→ **Problem to work on**
What is needed is every line of the data that includes the word "nOcean". Please copy each one.

→ **Entries from a dataset of interfaces**

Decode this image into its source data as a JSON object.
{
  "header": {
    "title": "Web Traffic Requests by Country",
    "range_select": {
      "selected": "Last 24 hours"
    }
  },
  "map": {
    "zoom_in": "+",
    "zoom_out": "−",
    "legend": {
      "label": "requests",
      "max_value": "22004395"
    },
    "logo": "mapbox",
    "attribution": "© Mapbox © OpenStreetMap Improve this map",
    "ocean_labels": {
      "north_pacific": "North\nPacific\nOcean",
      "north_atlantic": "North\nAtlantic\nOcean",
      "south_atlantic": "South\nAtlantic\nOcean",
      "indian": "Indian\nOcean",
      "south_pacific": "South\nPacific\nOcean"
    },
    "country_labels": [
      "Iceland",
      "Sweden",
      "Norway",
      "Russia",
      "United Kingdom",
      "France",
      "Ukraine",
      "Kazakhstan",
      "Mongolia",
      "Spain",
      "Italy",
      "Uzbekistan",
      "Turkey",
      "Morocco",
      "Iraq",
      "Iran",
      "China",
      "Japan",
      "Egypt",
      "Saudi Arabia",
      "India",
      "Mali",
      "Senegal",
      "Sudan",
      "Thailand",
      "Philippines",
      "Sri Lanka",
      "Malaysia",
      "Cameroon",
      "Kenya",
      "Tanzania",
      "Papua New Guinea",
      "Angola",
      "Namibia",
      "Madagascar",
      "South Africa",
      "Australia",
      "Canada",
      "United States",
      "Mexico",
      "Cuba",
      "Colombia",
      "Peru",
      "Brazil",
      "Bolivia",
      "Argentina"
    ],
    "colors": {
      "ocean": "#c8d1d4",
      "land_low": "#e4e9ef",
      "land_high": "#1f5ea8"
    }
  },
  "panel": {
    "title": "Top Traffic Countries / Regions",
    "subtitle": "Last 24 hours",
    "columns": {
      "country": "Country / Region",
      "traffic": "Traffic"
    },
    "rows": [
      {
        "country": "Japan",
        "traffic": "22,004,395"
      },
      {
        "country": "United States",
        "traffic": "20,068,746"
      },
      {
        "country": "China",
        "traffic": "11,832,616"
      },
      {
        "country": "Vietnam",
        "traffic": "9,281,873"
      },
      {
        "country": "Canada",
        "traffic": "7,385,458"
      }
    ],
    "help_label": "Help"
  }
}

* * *

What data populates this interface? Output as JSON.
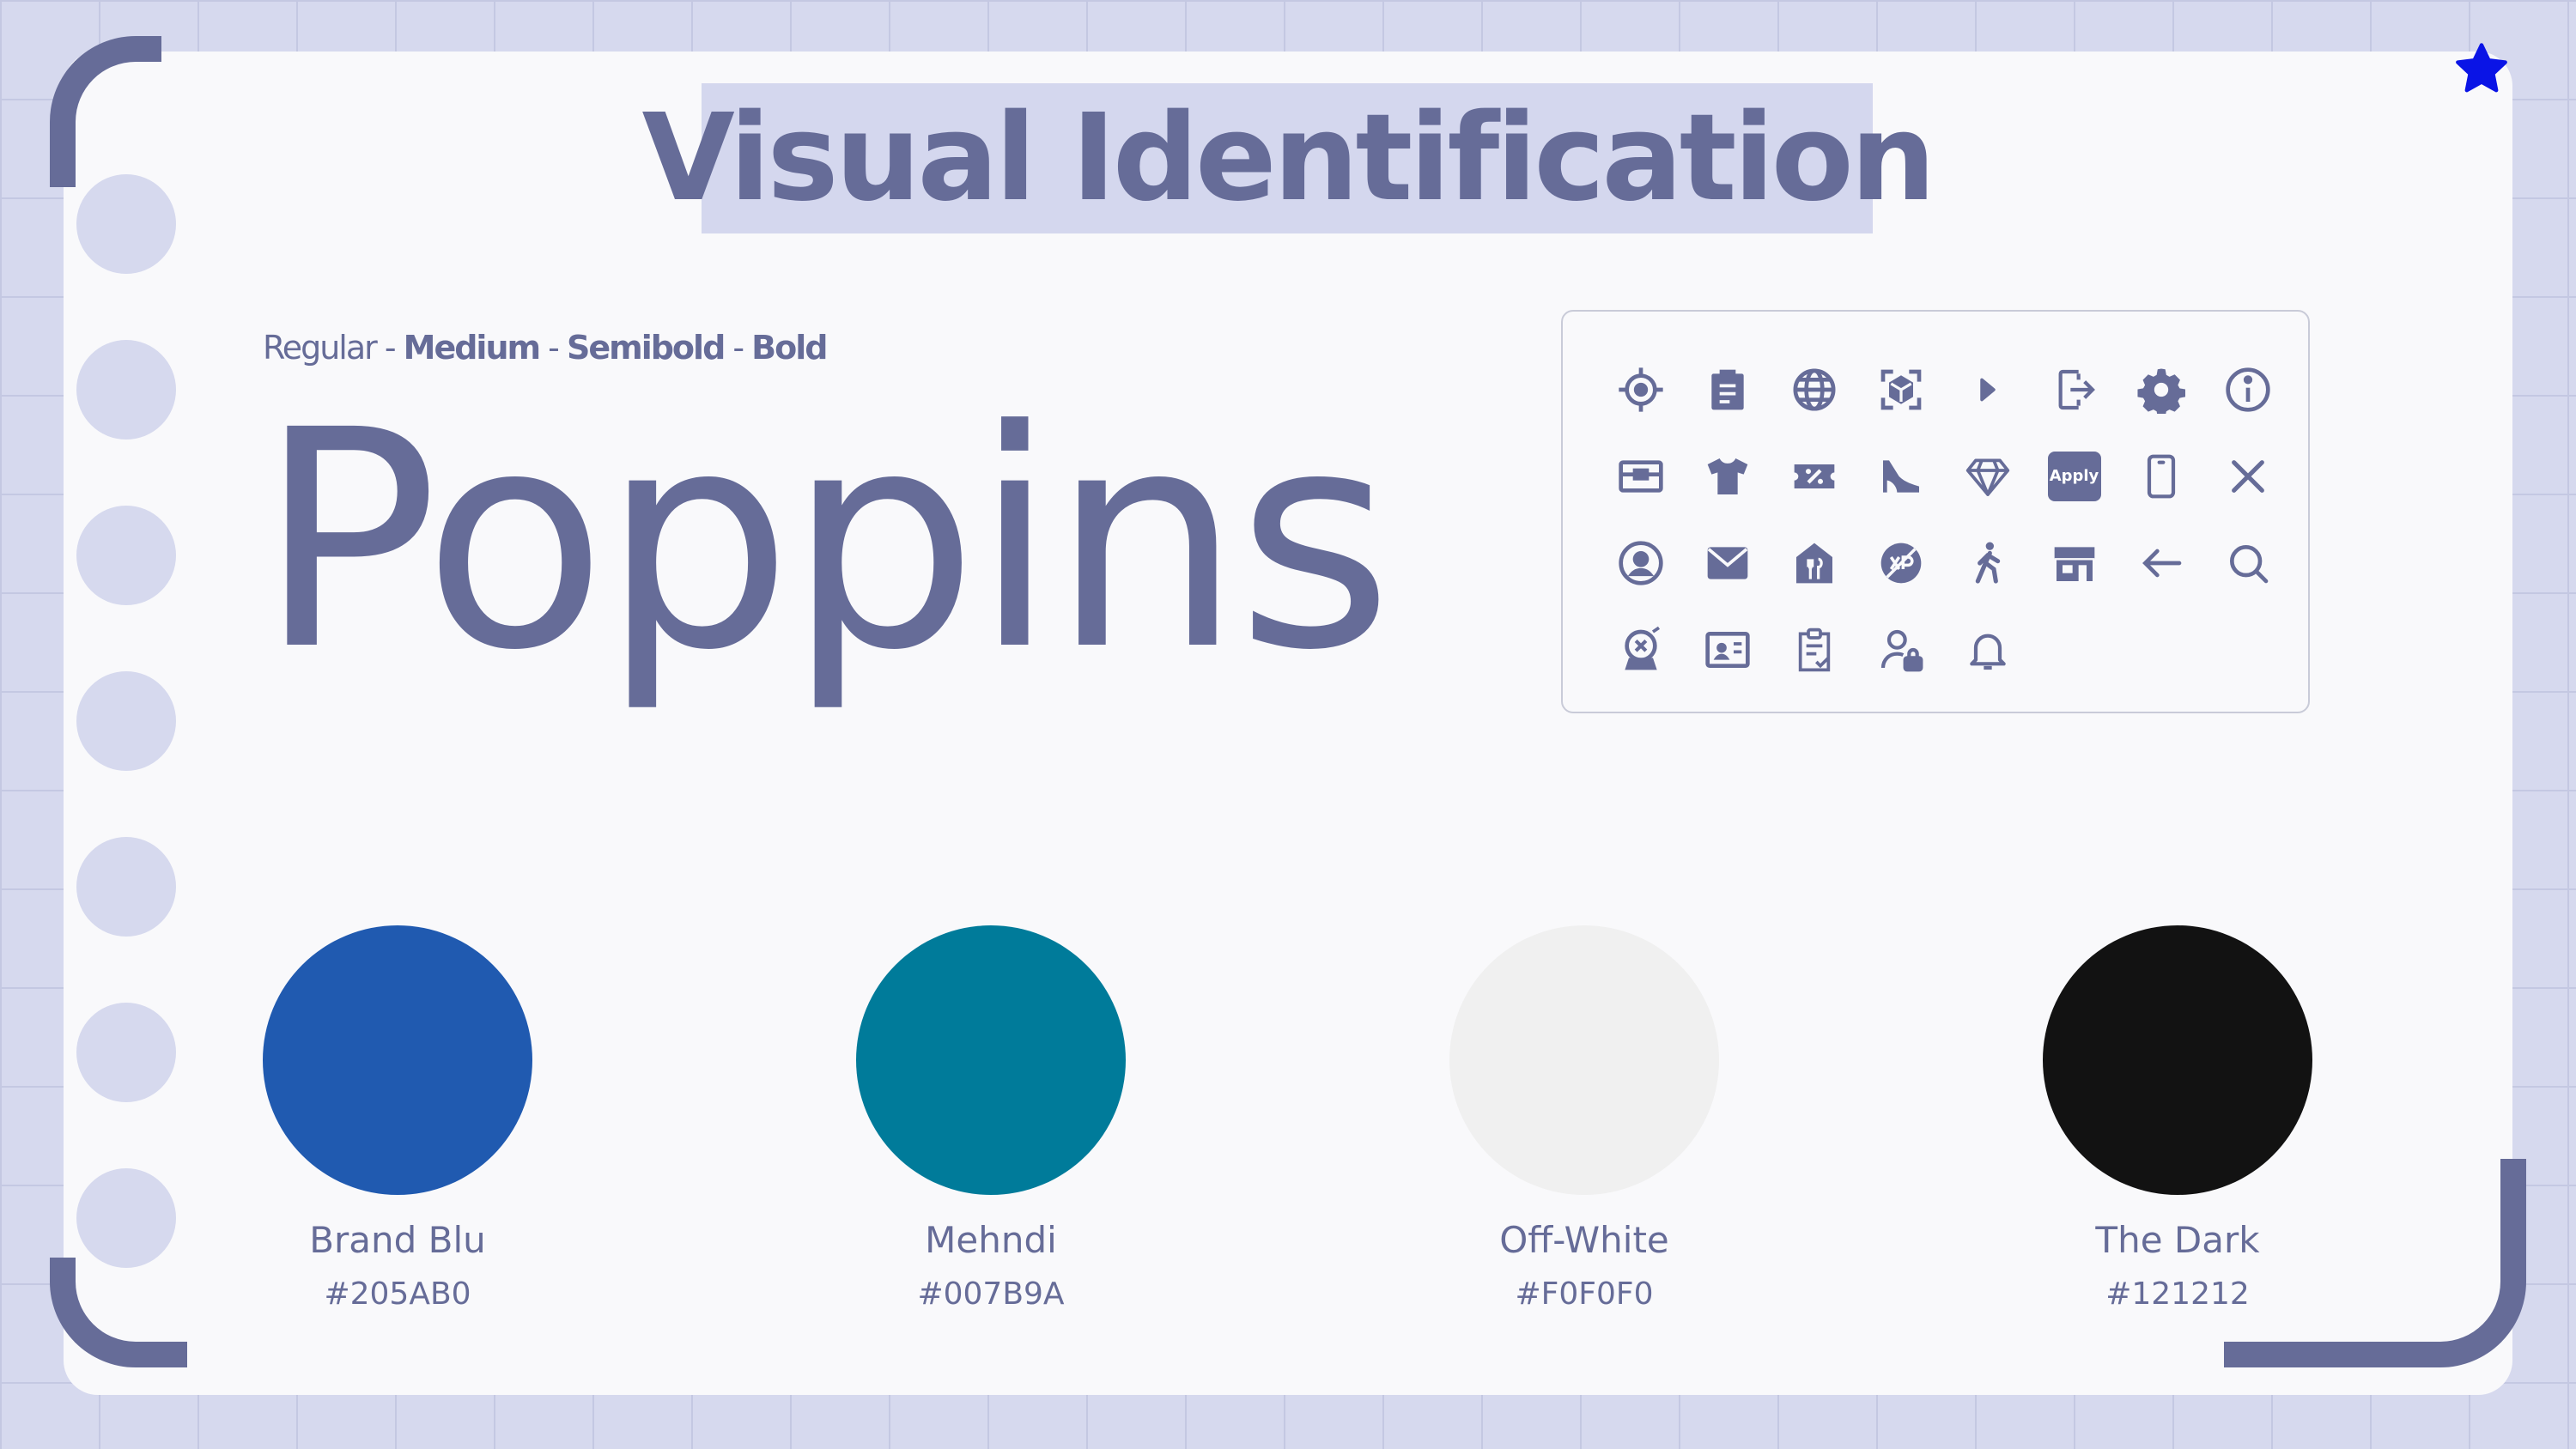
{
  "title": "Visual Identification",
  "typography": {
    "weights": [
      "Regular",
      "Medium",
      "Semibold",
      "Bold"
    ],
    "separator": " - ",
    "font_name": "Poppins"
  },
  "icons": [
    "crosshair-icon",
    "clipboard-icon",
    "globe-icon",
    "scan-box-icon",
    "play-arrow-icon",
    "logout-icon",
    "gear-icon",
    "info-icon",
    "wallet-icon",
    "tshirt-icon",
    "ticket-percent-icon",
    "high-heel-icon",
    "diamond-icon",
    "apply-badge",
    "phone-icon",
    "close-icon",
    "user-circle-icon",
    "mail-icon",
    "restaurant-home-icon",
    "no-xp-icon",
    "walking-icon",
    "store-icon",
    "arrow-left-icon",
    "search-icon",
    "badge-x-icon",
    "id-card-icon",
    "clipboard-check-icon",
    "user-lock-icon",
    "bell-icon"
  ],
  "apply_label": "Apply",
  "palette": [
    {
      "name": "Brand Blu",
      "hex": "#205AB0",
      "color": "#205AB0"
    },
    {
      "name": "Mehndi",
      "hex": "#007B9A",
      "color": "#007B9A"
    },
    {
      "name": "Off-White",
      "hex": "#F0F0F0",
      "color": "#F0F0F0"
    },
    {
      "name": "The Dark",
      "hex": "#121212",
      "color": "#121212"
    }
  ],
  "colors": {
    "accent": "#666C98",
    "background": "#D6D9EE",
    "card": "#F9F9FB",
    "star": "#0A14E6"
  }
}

→ **Written answer**
      "north_pacific": "North\nPacific\nOcean",
      "north_atlantic": "North\nAtlantic\nOcean",
      "south_atlantic": "South\nAtlantic\nOcean",
      "indian": "Indian\nOcean",
      "south_pacific": "South\nPacific\nOcean"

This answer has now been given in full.